The 511-megawatt King plant, built in 1968, will close in 2028 pending approval by the Public Utilities Commission. But Oak Park Heights is eager to get started now on long-term planning for the site, said McComber.
“2028 seems like a long way away, but it’s really not,” she said.
Even if the plant does shutter in 2028, it could be much longer before everything gets removed from the site, including the soaring smokestack visible up and down the river valley, McComber said.
The plant’s closure also carries with it some peril for Oak Park Heights. The plant is the city’s largest taxpayer by far, with annual collections making up about 39% of the tax base, the mayor said. There’s no future use of the King site that could fully make up for the lost revenue, she said, and the city has begun exploring ways to mitigate some of it.
This year’s federal census could hold at least a small bonus for Oak Park Heights. If the 2020 count finds more than 5,000 people living there, the city will be eligible for some state road funds that it hasn’t gotten before, McComber said. The city’s population was 4,339 in 2010.
Closing the King plant is part of Xcel’s transition to clean energy, a move that sets the utility on course to deliver 100% carbon-free electricity by 2050. All coal plants in the region will be shut down by 2030, according to Xcel spokesman Randy Fordice.
Xcel’s transition includes investment in low-cost renewable energy and the continued operation of nuclear plants, which don’t produce carbon pollution.
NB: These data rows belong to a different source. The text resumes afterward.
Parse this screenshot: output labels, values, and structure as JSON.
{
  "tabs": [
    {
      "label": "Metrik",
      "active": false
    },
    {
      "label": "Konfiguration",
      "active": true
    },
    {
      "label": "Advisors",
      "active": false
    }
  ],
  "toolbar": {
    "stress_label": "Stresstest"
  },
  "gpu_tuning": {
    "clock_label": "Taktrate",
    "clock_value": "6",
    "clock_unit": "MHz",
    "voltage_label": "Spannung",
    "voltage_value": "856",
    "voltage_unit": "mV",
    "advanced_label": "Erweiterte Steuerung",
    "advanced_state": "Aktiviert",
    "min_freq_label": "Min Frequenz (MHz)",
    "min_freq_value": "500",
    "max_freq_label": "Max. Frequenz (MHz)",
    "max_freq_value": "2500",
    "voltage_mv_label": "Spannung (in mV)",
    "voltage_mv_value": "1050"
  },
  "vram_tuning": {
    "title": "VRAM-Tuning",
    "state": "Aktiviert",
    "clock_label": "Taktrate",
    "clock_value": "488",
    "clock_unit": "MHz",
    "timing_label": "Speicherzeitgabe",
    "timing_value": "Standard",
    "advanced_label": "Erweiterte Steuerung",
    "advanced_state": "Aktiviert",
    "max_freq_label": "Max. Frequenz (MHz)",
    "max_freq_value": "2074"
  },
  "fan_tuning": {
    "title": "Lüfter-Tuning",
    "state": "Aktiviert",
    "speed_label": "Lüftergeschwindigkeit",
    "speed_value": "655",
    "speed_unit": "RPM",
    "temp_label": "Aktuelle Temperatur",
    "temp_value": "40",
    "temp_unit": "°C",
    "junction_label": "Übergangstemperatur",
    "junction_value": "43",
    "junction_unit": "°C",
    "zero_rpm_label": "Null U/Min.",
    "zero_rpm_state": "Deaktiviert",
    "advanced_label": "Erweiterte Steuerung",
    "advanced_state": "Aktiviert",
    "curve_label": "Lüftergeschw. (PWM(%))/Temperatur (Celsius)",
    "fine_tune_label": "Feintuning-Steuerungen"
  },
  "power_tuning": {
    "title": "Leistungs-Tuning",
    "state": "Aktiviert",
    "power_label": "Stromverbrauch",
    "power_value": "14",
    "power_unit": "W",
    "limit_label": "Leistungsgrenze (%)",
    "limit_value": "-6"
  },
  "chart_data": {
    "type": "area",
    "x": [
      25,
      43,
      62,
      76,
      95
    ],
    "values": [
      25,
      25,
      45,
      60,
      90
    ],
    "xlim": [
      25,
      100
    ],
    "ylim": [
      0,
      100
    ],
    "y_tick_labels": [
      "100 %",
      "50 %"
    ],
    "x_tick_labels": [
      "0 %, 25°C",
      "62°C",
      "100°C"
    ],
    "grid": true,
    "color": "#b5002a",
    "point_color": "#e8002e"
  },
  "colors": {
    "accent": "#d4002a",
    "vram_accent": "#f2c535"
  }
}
The utility plans to use natural gas “to provide reliability and integrate the increasing amount of renewable energy we’re adding,” Fordice said.
Xcel will work with Oak Park Heights to plan for the transition, he said, as the utility has done with other communities that saw the closure of large power plants, such as the Sherco plant in Becker, Minn.